She also emphasized that no one could guarantee what messages would ultimately appear, and suggested that the proposed sign is not consistent with the Terminal or the PSFS building across the street. Commission Chair Sam Sherman and Farnham took pains to distinguish this effort — the second essay to introduce a lighting scheme to an historic building in response to the newly-created Market Street East Commercial Advertising District — from an earlier one at the Lit Brothers singularly because of the promised relevance of the messaging.
When Sherman suggested that the applicants go back with this new proposal to the Architecture Committee, they balked, saying that they'd be willing to go ahead with the original one, which they said had been approved by staff last February. The debate ended with approval of a motion to deny this application, but to invite the applicants to work with staff on a satisfactory alternative that they can approve without bringing the matter back to the Commission.
The remaining agenda represented a hodge podge of applications.
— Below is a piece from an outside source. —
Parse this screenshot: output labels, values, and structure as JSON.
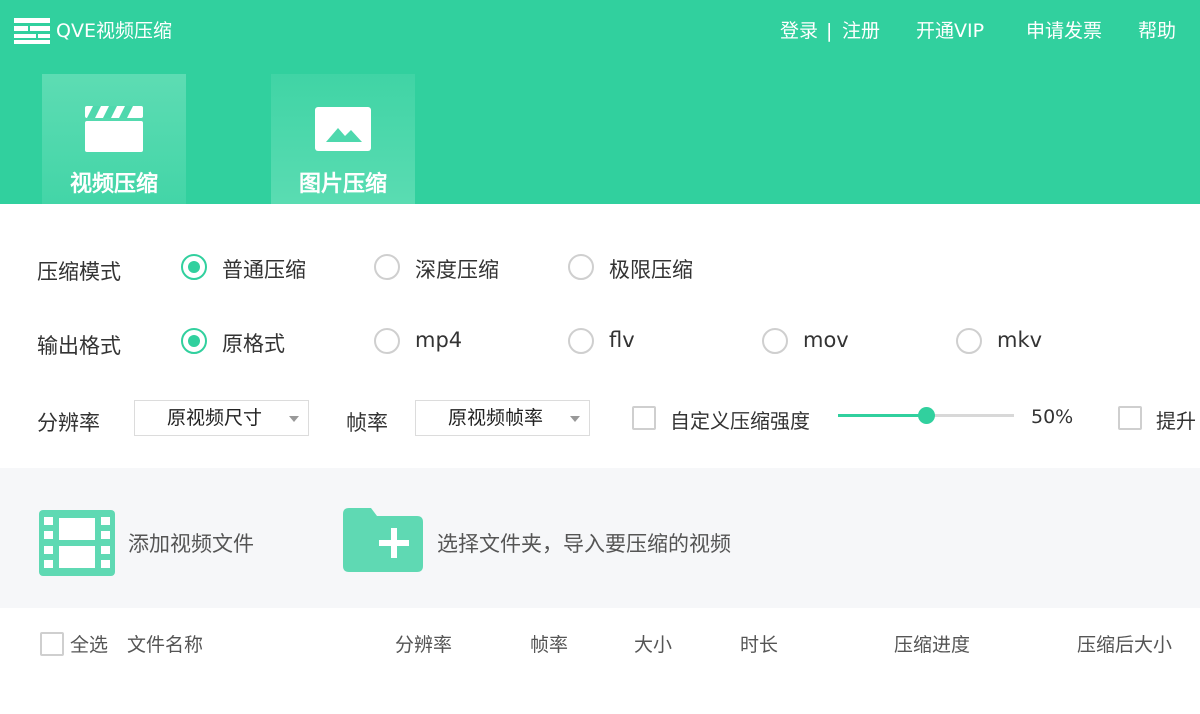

After applicants presented new drawings that followed up on suggestions made by the Architectural Committee, the Commission unanimously agreed to recommend that an in-fill house to be constructed in the Society Hill Historic District move ahead. And in Old City, a revised application — that also hewed to the Committee's recommendations — from Grossman's Furniture to update its signage received unanimous approval.
Two other applications were denied, as presented, but with the caveat that they'd be approved if the applicants agreed to recommended alternatives.
In the case of the Coronado condo building in the Rittenhouse Fitler district, the Commission denied an application to replace an irreparably damaged pressed metal cornice with a fiberglass one, but it approved the installation of a new metal one provided staff closely examined it for details.
And in considering a request to replace steel windows with more weather-resistant aluminum-clad ones in a Tudor Falls home, Sherman introduced the notion of someday setting a standard for acceptable replacement windows; that thought was seconded by Commissioner Robert Thomas.
Staffer Randall Baron then pointed out repairing historic windows should always be the first option, and that in this case, the steel windows are a "character-defining" element of the neighborhood.
Merriman questioned, though, whether they could ever be satisfactorily weatherized and Hawkins countered that while they certainly brought with them frustrations, installing storm windows remained a viable way to save them.
Commissioner Richardson Dilworth, always sympathetic to homeowners, then made a motion to approve the installation of the new windows, with staff to review details. It passed, with Hawkins and Commissioner JoAnn Jones voting in opposition.
The meeting concluded with the Commission unanimously endorsing two nominations to the National Register of Historic Places: the Joe Frazier Gym on N. Broad Street (cited under the Social History criteria) and the John Wilde Mill in Manayunk (cited under the Industrial Development category). Before adjourning, Commissioner Dan Quinn, the current designee for the Commissioner of the Department of Licenses and Inspections, announced that he has officially retired and this would be his last Commission meeting.
JoAnn was born in Brooklyn, New York and moved to Philadelphia in 1991. She has lived in Rittenhouse Square, Old City, and now owns a home in Bella Vista.